The county is generally responsible for the cost of emergency medical care for jail inmates. G.S. 153A-224(b). It’s not always clear what constitutes an emergency, but state regulations include things like “severe bleeding, unconsciousness, serious breathing difficulties, head injury, severe pain, suicidal behavior or severe burns.” 10A N.C. Admin. Code 14J.0101(14). The rules also mention “dental care, chemical dependency, pregnancy and mental health” in a later discussion of emergency medical problems. Id. § 14J.1001(b)(4). Suffice it to say, the definition is broad. If an inmate is insured, the medical provider can bill the insurer first. G.S. 153A-224(b). But many inmates don’t have insurance, leaving the county to foot the bill.
With that backdrop in mind, jails understandably look for ways to limit their liability for inmates’ medical expenses. One way they do that is to seek to have an inmate released, either through the unsecuring of a bond or some kind of reduction in sentence. I know many judicial officials have received a late night call asking for an order to allow for a sick inmate’s release.
There are some potential problems with that sort of thing.
First, the judicial official involved needs to comply with the relevant rules of law and judicial conduct when evaluating any change to the defendant’s bond or sentence. For a pretrial detainee, the prosecutor and the defendant and his or her lawyer would need to be present for a proper hearing in front of the proper judge under the bail article. It would seem that the judicial official would need to consider how the information about the inmate’s medical status changes the evaluation of his or her dangerousness and flight risk. Ultimately, it’s possible that the defendant might not agree to the change to his or her bond, which may leave a dismissal of charges as the only surefire way to effectuate a release. For a sentenced inmate, a judge generally lacks authority to modify a sentence once a court session ends. A judge can shorten a contempt sentence under G.S. 5A-12(c) and a probationary split sentence under G.S. 15A-1344(d), but aside from those situations, a sentence can only be shortened by the governor or through some other form of post-conviction relief.

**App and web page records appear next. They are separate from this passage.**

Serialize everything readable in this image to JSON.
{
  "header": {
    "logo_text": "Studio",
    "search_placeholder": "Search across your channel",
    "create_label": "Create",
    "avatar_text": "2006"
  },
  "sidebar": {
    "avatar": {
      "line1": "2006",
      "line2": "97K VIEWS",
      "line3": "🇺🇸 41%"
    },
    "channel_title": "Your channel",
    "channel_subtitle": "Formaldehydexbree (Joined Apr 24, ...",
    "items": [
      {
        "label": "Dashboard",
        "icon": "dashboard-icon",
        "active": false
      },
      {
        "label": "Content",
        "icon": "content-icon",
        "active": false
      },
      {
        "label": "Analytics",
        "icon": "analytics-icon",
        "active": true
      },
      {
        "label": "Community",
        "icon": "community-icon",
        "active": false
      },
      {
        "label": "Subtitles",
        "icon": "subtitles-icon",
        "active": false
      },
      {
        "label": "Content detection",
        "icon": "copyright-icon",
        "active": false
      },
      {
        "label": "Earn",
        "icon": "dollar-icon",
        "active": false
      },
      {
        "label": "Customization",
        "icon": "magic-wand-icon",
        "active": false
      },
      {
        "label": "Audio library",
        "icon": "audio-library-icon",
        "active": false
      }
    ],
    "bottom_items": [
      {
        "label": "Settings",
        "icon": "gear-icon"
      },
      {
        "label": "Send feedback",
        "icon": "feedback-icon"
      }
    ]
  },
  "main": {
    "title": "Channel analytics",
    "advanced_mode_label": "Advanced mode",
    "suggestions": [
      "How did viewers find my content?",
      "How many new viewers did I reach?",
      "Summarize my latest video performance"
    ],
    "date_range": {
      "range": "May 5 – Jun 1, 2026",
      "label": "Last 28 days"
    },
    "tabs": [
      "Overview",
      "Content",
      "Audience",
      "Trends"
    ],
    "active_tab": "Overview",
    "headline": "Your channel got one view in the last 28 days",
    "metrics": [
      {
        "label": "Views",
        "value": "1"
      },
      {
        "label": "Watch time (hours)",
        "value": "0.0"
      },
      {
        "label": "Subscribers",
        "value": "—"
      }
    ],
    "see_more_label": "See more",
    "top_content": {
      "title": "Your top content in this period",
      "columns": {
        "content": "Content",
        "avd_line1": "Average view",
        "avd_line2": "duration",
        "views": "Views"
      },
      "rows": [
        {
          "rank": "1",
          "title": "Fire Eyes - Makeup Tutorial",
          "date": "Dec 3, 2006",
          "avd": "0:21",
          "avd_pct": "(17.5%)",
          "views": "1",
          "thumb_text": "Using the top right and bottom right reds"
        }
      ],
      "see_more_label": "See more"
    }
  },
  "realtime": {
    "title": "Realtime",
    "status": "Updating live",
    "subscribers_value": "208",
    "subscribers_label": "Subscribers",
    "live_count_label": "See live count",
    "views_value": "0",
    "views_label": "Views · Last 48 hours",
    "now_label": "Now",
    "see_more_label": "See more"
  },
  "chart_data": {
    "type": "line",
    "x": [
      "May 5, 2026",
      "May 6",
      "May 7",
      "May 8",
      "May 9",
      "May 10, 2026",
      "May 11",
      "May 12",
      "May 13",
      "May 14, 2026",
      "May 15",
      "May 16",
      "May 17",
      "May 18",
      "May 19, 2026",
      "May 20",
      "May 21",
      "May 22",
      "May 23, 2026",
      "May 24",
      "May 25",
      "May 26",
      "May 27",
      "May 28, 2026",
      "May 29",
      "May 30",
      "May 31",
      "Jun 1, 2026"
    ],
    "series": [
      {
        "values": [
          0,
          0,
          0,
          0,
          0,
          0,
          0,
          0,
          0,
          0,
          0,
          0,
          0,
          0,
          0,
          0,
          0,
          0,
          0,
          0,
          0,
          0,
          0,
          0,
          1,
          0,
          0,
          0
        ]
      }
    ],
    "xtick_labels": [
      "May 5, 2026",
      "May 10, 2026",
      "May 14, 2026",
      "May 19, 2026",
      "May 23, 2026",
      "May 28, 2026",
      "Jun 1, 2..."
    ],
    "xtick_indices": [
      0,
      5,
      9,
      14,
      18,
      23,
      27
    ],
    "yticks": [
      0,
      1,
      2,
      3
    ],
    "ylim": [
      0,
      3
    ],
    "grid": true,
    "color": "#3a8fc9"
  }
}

Second, the jail must take care to follow its medical plan when an inmate falls ill. Under G.S. 153A-224(b), “[i]n a medical emergency, the custodial personnel shall secure emergency medical care from a licensed physician according to the unit’s plan for medical care.” Failure to follow the plan is a crime, and having a policy or routine practice of releasing sick or injured inmates could give rise to civil liability. Cf. Marsh v. Butler County, Ala., 268 F.3d 1014 (8th Cir. 2001) (discussing the issue but finding no liability on the facts of the particular case).
Third, it is incorrect to assume that the county is always relieved from liability for the costs of a person’s case upon that person’s release from custody. In University of North Carolina v. Hill, 96 N.C. App. 673 (1990), for example, a pretrial detainee being held on a $1,500 secured bond became very sick. When he was diagnosed with spinal meningitis, the sheriff’s office contacted a magistrate, who in turn contacted a district court judge to get the inmate’s bond unsecured. Though the inmate was unconscious, the judge ordered the man “released without the necessity of signing bond.” The hospital sued the county for the man’s $100,000 medical bill. The county argued that it should not have to pay once the man was no longer in custody.
The court of appeals ruled in favor of the hospital, finding “nothing in the statutes to support [the county’s] argument that the General Assembly intended that a county . . . could avoid its statutory obligation by releasing from its custody an unconscious prisoner in need of emergency care.” To the contrary, the appellate court concluded, the county “remained duty bound” to secure and pay for the care. Id. at 675. In general a county’s obligation to pay for care ceases when an inmate is released, but Hill shows that liability can continue in certain (seemingly extreme) circumstances.
The bottom line is that judges and jail administrators alike should exercise caution when seeking an inmate’s release for medical reasons. There is no medical emergency exception to the ordinary rules of procedure, ethics, or sentence administration. A related cost-control strategy is for the jail to refuse inmates at the outset, requiring instead that they receive medical attention before being accepted into the facility. There are some issues with that practice as well, which I’ll cover in a future post.